Excerpts from a dataset
╭──
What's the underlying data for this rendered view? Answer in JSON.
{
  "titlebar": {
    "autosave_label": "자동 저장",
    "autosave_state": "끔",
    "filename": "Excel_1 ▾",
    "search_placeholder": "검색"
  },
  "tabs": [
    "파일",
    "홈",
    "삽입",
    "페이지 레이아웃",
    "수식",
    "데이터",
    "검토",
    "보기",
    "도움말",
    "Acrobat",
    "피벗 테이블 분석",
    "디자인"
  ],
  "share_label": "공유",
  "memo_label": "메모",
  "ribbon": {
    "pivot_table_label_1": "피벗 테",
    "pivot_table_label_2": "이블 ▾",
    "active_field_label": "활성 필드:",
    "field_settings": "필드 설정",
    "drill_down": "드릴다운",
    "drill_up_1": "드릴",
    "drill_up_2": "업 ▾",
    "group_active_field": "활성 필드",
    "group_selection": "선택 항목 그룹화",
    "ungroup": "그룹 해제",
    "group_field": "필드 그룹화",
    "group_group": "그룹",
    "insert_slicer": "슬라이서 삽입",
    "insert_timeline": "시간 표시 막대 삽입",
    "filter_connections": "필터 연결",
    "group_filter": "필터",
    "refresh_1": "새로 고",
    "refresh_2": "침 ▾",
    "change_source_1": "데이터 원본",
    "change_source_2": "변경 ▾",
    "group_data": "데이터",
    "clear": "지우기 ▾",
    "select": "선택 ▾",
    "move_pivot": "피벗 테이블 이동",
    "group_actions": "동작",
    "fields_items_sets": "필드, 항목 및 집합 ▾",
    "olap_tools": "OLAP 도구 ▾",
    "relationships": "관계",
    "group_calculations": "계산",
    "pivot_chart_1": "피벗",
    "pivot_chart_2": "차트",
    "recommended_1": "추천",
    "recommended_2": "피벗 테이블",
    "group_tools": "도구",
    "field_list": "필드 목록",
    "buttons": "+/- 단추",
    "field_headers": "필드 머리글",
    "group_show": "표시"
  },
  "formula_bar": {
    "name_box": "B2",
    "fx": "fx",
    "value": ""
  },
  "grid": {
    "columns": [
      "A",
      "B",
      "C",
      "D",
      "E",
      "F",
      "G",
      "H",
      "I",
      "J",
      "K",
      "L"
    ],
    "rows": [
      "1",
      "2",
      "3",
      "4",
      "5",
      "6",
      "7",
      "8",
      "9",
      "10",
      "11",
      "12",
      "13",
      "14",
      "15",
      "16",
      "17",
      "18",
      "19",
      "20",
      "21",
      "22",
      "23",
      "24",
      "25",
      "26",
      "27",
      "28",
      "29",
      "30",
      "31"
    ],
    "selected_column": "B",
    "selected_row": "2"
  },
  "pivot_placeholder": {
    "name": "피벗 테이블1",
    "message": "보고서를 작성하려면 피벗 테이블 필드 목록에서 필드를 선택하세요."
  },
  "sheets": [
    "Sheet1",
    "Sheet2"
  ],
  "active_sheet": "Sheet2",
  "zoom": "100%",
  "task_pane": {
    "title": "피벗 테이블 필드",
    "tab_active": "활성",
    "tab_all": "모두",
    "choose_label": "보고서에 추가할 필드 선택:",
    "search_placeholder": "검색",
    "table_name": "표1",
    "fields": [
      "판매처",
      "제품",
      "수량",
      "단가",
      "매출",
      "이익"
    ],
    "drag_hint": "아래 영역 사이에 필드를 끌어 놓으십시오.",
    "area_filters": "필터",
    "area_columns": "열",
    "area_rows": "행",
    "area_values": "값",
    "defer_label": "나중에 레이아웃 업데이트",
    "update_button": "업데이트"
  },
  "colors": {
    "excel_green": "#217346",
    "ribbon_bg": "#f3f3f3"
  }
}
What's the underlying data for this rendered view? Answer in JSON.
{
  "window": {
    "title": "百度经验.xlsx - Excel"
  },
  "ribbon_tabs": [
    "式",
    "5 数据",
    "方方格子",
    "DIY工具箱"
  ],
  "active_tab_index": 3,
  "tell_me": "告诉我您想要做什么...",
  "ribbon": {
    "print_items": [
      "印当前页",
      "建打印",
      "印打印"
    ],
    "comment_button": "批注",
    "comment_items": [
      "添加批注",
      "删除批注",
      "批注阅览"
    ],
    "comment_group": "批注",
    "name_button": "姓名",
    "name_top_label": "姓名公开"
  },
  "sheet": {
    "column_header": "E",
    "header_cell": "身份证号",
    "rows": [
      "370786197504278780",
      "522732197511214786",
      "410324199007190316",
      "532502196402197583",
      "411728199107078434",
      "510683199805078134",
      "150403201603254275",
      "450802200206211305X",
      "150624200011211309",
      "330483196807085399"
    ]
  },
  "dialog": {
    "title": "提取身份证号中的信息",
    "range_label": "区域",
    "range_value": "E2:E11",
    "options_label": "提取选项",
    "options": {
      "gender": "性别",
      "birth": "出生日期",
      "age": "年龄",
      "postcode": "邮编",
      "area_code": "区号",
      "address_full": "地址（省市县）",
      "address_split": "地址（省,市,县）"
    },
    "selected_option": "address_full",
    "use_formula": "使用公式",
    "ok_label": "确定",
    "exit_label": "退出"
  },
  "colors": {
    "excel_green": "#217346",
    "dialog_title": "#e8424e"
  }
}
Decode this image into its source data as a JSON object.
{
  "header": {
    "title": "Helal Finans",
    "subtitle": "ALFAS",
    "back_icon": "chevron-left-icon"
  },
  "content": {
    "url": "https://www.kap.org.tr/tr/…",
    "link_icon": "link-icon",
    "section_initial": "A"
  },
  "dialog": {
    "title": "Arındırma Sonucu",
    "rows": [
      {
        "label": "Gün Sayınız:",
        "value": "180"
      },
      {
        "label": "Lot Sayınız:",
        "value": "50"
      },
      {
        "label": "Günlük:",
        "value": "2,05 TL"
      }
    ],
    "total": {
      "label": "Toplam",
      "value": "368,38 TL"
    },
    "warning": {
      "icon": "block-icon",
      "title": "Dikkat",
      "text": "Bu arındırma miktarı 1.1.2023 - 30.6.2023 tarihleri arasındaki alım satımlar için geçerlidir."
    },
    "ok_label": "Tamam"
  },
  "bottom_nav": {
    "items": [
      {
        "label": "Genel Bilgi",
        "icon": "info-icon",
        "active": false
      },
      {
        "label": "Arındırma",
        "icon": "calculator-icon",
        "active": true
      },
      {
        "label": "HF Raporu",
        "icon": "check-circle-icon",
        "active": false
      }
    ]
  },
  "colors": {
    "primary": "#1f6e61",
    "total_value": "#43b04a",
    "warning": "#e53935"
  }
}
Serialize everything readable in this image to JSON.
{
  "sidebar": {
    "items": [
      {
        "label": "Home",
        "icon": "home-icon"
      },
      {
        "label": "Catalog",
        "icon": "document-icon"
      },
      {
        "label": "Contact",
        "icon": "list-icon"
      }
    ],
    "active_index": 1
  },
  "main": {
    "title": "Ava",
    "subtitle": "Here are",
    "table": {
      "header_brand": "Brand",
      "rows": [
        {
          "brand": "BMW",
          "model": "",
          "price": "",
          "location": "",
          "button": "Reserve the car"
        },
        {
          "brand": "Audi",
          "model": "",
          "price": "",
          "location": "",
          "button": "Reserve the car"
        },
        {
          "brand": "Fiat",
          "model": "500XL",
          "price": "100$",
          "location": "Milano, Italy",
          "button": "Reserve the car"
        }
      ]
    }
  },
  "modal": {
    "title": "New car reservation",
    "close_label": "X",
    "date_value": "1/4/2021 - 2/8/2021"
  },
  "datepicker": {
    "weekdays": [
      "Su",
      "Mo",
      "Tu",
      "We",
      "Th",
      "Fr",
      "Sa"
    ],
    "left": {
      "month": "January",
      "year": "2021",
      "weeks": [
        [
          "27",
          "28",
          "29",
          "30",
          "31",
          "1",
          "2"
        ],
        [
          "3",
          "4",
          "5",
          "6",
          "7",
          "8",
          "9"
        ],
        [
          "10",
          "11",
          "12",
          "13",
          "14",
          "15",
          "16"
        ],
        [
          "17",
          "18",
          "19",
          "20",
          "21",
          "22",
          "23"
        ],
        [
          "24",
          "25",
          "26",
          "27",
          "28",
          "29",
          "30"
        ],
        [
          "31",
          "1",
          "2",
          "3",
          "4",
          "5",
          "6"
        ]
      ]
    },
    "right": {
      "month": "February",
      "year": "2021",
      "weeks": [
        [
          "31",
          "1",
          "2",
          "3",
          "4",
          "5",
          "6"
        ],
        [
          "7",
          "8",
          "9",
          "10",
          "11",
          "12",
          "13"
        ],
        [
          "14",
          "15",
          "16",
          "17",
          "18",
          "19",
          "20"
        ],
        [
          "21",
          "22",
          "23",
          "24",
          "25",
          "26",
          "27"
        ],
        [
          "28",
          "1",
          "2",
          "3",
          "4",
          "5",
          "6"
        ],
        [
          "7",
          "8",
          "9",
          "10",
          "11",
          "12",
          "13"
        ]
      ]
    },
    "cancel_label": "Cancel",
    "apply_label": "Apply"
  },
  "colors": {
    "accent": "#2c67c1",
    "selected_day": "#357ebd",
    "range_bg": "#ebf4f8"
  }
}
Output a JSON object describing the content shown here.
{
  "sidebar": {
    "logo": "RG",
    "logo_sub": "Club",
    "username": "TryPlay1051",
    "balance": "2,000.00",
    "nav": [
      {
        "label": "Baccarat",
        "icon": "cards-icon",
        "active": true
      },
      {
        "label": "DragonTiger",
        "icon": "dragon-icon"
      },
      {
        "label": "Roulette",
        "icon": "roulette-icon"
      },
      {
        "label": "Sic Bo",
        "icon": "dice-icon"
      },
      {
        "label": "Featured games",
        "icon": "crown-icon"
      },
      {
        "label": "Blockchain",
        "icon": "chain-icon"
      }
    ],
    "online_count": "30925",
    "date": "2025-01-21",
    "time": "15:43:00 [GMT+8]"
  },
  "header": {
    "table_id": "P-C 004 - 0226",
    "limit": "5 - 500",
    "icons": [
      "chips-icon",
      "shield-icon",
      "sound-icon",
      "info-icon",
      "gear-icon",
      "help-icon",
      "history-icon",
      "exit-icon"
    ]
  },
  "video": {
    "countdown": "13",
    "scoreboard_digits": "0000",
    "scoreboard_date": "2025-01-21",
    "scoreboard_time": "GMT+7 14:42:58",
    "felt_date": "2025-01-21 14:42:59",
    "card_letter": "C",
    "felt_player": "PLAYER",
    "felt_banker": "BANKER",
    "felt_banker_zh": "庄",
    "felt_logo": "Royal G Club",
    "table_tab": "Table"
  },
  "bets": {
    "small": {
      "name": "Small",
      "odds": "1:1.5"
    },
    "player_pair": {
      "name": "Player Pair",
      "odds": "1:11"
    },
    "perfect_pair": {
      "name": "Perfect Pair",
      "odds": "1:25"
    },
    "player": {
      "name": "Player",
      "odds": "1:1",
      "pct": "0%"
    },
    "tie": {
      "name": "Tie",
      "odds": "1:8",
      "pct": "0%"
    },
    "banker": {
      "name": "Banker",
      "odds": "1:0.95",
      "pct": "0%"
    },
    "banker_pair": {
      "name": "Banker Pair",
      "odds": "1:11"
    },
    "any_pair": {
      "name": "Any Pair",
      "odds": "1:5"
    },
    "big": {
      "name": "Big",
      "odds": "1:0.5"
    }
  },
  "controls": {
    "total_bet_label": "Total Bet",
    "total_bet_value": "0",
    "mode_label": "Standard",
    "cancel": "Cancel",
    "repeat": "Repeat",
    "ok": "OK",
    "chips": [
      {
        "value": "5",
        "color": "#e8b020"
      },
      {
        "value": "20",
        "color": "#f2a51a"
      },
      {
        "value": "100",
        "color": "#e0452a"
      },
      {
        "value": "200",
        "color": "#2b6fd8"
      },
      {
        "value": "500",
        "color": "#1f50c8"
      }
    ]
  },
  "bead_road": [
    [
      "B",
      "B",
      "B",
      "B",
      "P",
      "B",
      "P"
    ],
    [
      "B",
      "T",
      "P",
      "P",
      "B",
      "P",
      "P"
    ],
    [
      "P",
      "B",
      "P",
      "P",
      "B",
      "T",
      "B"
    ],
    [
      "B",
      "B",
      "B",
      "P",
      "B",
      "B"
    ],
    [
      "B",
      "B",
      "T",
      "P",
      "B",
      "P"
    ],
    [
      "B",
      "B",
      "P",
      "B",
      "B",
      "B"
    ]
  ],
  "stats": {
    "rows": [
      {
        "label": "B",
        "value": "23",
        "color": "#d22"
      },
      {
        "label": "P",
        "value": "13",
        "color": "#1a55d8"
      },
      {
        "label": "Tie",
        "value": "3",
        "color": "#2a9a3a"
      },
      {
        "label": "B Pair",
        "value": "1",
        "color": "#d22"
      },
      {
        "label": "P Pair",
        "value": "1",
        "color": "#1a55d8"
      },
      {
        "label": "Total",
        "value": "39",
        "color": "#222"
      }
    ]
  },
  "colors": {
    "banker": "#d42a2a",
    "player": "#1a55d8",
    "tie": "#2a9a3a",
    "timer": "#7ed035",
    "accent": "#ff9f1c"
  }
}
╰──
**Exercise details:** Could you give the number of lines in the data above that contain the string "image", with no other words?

**Problem solution:** 2